By 2018, adults in the U.S. were taking more than twice the amount of melatonin they took a decade earlier, the researchers found. Health experts are concerned that the COVID-19 pandemic may have increased this trend as more people rely on sleep aids.
Overall melatonin use in the U.S. is still “relatively low,” but the study does “document a significant many-fold increase in melatonin use in the past few years,” Rebecca Robbins, PhD, an instructor of sleep medicine at Harvard Medical School who wasn’t involved with the study, told CNN.
The study, which looked at melatonin use between 1999 and 2018, found that a small but growing number of adults are taking doses that exceed the recommended 5 milligrams per day as a short-term treatment.
Short-term melatonin use for jet lag or occasional sleep problems appears to be safe, according to health information from the National Center for Complementary and Integrative Health. But the long-term safety is unknown.
Melatonin use has been linked to headaches, dizziness, nausea, stomach cramps, drowsiness, confusion, crankiness, mild anxiety, depression, tremors, and abnormally low blood pressure, CNN reported. It can also interact with common medications and trigger allergies.
Over-the-counter melatonin isn’t fully regulated by the FDA, the news outlet reported, so certain pills and formulations may contain higher levels than what is advertised on the label. No federal requirements compel companies to test the supplements to ensure they contain the advertised amount.

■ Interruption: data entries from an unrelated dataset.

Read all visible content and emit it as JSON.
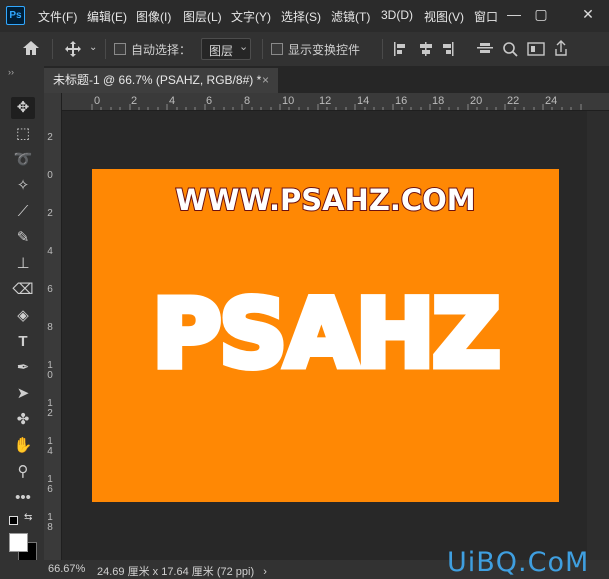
{
  "app": {
    "logo": "Ps"
  },
  "menu": [
    "文件(F)",
    "编辑(E)",
    "图像(I)",
    "图层(L)",
    "文字(Y)",
    "选择(S)",
    "滤镜(T)",
    "3D(D)",
    "视图(V)",
    "窗口"
  ],
  "window_controls": {
    "minimize": "—",
    "maximize": "▢",
    "close": "✕"
  },
  "options": {
    "auto_select_label": "自动选择：",
    "layer_select_value": "图层",
    "show_transform_label": "显示变换控件"
  },
  "document": {
    "tab_title": "未标题-1 @ 66.7% (PSAHZ, RGB/8#) *",
    "close": "×"
  },
  "ruler": {
    "h_labels": [
      "0",
      "2",
      "4",
      "6",
      "8",
      "10",
      "12",
      "14",
      "16",
      "18",
      "20",
      "22",
      "24"
    ],
    "v_labels": [
      "2",
      "0",
      "2",
      "4",
      "6",
      "8",
      "1\n0",
      "1\n2",
      "1\n4",
      "1\n6",
      "1\n8"
    ]
  },
  "canvas": {
    "background_color": "#ff8804",
    "url_text": "WWW.PSAHZ.COM",
    "big_text": "PSAHZ"
  },
  "status": {
    "zoom": "66.67%",
    "doc_info": "24.69 厘米 x 17.64 厘米 (72 ppi)",
    "arrow": "›"
  },
  "watermark": "UiBQ.CoM"
}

There also aren’t any federal requirements for companies to test products for harmful additives, CNN reported. Previous studies have found that 26% of melatonin supplements contained serotonin, which can lead to serious drug reactions when combined with antidepressants or migraine medications.
Melatonin is a hormone produced by the pineal gland in the brain. It is released into the bloodstream to regulate circadian rhythms and sleep-wake cycles. Instead of taking high amounts of melatonin, sleep specialists recommend improving “sleep hygiene” to help the body’s natural production of the hormone, Johns Hopkins reported.
That includes putting devices away an hour before falling asleep to reduce artificial light, sleeping in a cool environment, creating a consistent sleep schedule, and having a soothing bedtime routine such as a warm bath or meditation.
“Most people’s bodies produce enough melatonin for sleep on their own,” Luis Buenaver, PhD, a sleep expert at Johns Hopkins, said in a statement. “However, there are steps you can take to make the most of your natural melatonin production.”